**What you need to do**
The records must be retyped exactly, with no pictures included.

**Excerpted records**
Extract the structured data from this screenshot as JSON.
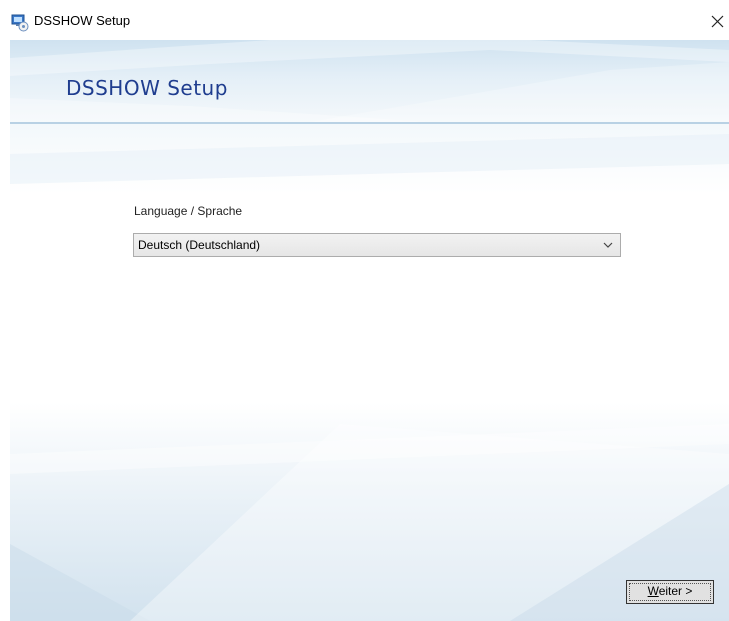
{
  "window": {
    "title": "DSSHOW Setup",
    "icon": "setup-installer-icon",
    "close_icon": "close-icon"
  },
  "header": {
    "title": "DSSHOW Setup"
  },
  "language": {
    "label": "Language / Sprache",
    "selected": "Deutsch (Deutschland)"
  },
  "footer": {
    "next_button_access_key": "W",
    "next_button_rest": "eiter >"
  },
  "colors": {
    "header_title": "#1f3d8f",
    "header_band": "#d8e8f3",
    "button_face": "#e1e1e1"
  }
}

**Reply to the task**
Extract the structured data from this screenshot as JSON.
{
  "window": {
    "title": "DSSHOW Setup",
    "icon": "setup-installer-icon",
    "close_icon": "close-icon"
  },
  "header": {
    "title": "DSSHOW Setup"
  },
  "language": {
    "label": "Language / Sprache",
    "selected": "Deutsch (Deutschland)"
  },
  "footer": {
    "next_button_access_key": "W",
    "next_button_rest": "eiter >"
  },
  "colors": {
    "header_title": "#1f3d8f",
    "header_band": "#d8e8f3",
    "button_face": "#e1e1e1"
  }
}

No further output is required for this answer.